--- Records for the task Enclosed Below ---

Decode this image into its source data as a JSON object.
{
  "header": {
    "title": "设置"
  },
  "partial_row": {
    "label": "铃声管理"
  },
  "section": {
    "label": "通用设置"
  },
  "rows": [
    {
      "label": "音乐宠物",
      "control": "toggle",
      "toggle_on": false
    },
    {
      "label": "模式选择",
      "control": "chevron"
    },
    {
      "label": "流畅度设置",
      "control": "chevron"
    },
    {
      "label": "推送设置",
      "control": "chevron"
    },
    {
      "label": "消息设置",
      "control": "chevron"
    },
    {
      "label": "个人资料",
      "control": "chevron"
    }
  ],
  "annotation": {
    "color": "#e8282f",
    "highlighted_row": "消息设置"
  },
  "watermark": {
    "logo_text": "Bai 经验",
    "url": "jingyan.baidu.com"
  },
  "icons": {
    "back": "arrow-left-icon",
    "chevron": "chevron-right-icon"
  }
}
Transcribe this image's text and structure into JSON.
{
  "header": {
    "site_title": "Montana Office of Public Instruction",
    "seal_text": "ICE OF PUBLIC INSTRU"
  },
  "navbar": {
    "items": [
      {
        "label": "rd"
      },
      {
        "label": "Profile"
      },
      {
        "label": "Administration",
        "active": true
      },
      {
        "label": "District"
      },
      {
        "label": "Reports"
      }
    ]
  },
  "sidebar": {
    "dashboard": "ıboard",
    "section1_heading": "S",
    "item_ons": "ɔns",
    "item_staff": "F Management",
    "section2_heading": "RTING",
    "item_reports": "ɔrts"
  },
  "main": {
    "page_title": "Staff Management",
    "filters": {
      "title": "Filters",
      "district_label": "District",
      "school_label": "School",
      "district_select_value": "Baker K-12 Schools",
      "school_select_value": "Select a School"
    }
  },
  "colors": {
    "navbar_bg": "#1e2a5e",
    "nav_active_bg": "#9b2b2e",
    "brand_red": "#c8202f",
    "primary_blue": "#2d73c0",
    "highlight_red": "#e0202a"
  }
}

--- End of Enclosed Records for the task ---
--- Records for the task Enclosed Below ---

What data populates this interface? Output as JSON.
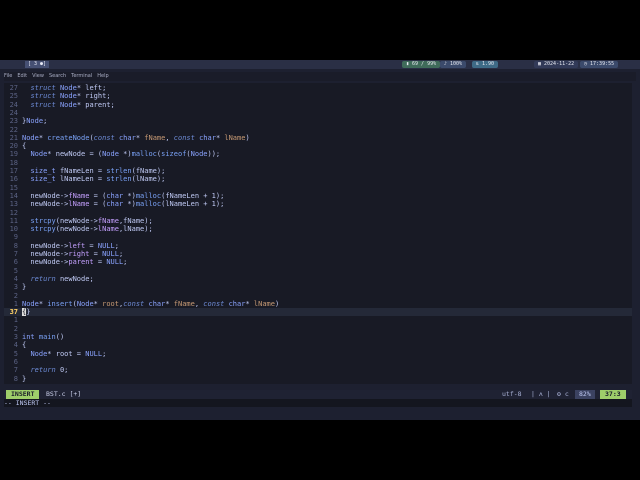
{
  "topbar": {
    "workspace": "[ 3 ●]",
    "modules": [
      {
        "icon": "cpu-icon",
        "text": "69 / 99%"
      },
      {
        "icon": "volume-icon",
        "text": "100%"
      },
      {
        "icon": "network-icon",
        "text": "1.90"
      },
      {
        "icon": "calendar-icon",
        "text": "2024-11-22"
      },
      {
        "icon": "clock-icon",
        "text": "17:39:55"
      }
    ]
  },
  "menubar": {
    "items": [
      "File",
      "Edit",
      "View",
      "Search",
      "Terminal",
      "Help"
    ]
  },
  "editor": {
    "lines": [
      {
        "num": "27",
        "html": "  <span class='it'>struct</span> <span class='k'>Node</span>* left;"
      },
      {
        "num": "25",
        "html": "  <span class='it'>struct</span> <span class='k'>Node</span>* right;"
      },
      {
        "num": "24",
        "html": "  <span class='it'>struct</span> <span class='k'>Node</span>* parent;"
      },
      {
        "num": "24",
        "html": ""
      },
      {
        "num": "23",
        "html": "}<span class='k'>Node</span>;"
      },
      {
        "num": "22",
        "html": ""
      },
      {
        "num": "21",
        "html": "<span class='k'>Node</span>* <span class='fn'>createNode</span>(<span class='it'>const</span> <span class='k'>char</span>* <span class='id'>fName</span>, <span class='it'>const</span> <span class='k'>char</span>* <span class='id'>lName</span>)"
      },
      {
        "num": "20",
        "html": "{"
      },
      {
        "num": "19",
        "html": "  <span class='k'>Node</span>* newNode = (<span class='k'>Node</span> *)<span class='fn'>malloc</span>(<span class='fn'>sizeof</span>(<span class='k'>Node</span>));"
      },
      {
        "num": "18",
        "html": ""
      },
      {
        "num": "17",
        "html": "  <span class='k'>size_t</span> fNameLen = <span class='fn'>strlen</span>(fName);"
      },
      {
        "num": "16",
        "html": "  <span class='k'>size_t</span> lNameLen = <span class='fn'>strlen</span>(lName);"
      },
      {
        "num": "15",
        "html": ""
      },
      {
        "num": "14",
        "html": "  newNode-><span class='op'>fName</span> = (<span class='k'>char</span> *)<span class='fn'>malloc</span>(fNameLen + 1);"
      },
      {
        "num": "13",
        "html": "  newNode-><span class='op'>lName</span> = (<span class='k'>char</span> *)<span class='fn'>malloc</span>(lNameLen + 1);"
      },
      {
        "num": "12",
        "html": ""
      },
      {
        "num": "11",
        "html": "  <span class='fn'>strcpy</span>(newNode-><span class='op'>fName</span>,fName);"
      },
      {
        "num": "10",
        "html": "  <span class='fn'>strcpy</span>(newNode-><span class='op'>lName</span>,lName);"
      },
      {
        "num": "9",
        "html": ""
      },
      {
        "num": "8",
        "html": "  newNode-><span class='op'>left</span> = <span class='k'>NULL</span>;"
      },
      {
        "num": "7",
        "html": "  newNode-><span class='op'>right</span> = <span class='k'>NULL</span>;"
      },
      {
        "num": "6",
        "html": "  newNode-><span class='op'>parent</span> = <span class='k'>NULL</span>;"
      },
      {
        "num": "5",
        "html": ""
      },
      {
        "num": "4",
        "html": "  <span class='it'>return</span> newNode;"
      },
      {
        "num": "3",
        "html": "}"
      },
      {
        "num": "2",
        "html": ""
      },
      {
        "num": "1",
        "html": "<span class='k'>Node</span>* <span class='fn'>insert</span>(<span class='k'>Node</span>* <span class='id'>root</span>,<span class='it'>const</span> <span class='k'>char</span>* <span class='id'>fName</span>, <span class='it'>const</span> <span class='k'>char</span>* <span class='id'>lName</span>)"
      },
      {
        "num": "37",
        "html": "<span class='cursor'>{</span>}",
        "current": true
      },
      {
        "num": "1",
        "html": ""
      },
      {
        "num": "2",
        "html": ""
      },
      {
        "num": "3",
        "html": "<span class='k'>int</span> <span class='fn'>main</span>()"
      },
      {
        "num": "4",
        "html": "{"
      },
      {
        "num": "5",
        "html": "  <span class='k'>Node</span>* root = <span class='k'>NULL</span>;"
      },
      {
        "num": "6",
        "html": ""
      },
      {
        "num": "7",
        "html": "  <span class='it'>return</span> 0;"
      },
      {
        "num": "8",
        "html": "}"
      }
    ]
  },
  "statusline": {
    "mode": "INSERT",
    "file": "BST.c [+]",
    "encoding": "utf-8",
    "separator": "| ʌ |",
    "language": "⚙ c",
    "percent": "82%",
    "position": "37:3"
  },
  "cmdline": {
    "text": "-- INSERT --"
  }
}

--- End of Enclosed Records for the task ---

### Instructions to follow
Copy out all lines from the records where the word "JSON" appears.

### Solution to this problem
Decode this image into its source data as a JSON object.
Transcribe this image's text and structure into JSON.
What data populates this interface? Output as JSON.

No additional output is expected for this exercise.